RECORDS PROVIDED
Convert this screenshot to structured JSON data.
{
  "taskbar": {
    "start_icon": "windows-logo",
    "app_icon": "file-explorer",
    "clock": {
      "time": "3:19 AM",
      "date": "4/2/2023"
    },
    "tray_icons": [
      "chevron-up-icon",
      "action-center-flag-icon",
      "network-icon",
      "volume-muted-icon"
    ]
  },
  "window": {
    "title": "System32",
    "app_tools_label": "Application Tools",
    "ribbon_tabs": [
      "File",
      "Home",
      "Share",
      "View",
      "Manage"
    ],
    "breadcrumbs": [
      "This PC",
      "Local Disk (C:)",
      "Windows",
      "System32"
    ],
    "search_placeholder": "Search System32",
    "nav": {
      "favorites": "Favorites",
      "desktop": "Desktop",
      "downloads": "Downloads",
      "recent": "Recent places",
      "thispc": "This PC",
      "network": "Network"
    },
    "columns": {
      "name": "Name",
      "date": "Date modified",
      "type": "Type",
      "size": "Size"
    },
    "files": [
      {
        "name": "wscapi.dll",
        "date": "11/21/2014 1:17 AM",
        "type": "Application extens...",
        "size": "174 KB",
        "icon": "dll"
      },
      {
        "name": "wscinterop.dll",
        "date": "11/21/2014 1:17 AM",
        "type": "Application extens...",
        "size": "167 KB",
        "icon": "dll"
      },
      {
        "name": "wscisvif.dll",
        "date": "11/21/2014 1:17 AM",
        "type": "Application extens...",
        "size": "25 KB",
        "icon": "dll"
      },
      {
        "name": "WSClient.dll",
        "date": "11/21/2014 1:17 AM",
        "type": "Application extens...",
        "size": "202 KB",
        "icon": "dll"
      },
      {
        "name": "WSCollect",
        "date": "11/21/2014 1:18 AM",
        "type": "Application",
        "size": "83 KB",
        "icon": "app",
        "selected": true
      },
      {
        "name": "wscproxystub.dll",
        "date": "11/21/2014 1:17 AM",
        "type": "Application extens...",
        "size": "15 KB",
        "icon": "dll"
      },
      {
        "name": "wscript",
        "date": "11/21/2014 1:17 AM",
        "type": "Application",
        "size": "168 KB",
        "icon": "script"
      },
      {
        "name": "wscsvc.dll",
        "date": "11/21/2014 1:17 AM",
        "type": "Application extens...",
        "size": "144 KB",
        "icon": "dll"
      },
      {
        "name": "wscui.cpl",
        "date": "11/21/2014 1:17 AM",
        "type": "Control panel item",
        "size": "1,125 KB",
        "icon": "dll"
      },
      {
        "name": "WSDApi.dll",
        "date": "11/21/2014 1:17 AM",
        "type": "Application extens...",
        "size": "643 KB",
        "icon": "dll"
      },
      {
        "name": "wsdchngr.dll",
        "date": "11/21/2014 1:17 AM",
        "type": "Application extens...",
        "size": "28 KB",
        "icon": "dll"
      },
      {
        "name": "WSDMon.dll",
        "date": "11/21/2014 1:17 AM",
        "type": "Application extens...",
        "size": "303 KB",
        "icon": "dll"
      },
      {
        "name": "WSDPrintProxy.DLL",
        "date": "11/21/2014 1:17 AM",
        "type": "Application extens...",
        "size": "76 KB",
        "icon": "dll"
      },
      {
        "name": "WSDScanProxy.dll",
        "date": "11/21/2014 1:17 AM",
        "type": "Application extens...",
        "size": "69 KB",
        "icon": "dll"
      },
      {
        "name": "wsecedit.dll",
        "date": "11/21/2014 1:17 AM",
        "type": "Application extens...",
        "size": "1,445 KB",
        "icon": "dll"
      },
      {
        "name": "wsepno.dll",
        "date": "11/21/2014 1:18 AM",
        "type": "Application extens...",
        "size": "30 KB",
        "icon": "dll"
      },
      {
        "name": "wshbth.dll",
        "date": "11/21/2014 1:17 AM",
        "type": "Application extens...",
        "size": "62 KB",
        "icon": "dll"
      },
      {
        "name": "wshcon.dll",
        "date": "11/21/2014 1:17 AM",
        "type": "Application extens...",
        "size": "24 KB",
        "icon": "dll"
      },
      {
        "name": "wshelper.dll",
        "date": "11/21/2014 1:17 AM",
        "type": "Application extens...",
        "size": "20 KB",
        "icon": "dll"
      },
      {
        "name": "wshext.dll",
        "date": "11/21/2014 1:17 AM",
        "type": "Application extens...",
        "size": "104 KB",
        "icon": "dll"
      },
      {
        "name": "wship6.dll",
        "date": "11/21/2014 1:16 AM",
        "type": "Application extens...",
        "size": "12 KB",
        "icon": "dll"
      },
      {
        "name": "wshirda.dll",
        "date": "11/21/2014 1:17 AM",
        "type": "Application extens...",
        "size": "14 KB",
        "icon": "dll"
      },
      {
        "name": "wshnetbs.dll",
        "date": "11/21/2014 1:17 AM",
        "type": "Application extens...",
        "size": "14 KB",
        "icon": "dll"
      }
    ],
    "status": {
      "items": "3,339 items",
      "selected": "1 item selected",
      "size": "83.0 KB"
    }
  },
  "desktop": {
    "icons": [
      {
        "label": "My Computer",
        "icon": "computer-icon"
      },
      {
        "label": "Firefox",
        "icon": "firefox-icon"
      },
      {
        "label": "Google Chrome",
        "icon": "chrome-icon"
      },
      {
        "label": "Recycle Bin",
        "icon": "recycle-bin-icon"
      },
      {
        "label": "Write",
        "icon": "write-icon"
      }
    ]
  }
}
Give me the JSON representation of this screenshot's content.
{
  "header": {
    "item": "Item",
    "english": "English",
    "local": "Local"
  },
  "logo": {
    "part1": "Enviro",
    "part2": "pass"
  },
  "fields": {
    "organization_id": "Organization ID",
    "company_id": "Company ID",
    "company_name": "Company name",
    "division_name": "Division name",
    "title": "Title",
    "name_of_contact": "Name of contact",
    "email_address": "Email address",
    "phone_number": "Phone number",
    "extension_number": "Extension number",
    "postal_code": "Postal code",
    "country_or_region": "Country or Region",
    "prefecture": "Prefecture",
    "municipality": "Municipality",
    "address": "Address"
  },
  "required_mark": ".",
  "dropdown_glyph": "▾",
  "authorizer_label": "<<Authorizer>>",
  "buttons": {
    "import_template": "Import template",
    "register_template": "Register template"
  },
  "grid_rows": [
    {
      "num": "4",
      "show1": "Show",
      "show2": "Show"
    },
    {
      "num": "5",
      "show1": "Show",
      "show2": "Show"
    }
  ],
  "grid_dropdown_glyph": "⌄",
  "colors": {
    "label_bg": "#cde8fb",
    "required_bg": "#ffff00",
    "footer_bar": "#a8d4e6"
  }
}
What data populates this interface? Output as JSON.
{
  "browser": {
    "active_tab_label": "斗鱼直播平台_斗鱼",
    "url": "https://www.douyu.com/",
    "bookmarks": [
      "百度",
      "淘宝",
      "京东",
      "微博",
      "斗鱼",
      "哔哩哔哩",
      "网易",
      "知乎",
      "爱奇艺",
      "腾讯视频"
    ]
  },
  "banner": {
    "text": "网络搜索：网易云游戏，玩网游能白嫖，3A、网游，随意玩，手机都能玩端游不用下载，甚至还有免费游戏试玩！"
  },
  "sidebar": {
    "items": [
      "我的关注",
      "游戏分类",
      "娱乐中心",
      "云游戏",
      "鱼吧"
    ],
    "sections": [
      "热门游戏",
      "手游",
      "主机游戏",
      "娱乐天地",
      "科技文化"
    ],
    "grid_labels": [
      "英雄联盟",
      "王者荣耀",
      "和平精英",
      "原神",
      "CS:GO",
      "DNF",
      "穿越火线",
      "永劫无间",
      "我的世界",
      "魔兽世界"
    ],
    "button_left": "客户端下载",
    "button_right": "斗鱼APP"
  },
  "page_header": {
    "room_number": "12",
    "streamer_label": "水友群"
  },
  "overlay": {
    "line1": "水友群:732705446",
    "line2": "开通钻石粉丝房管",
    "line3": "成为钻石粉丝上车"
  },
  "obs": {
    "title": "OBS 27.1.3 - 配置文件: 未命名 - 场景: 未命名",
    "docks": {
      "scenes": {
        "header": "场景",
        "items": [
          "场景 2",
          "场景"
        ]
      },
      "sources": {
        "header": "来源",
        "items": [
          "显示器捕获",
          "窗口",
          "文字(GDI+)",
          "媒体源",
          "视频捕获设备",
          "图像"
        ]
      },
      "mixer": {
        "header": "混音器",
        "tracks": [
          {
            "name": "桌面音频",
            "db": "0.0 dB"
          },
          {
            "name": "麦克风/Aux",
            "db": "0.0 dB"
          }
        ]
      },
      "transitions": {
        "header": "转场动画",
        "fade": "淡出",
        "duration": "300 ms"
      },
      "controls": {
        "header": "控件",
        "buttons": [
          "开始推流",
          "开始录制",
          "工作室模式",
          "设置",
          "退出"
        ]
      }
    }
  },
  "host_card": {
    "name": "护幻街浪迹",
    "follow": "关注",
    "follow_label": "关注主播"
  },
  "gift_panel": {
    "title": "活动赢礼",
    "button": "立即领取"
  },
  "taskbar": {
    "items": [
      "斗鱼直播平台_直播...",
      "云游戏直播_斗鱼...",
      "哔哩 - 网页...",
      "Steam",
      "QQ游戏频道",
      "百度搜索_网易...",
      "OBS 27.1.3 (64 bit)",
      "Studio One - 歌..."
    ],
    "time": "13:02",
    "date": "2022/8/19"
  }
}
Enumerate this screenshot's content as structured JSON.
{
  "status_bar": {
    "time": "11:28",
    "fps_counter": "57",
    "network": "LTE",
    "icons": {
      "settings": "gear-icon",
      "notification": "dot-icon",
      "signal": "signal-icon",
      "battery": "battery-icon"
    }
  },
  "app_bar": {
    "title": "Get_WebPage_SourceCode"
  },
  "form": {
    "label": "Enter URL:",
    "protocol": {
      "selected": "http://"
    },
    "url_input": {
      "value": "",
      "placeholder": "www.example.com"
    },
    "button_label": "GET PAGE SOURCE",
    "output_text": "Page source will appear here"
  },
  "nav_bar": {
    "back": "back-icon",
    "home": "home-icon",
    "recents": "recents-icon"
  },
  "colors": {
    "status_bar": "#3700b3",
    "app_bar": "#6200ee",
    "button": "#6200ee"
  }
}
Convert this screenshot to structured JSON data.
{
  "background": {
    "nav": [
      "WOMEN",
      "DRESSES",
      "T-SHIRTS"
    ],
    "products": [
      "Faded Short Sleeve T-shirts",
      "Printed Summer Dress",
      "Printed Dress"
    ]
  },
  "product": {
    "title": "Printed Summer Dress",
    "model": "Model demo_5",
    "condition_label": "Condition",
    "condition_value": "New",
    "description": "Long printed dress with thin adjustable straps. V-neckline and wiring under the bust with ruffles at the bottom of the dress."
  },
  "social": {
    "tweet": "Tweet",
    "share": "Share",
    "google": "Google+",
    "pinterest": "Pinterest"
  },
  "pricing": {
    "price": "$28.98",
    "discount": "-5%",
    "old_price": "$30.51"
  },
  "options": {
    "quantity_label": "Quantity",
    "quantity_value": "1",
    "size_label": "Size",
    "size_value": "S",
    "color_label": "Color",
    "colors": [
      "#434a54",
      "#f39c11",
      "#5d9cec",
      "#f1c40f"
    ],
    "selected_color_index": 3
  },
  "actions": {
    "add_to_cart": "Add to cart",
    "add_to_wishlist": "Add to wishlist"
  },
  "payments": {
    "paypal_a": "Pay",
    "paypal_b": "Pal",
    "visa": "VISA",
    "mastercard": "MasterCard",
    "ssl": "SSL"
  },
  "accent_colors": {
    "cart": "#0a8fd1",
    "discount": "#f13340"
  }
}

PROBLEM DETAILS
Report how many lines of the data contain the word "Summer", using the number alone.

YOUR SOLUTION
2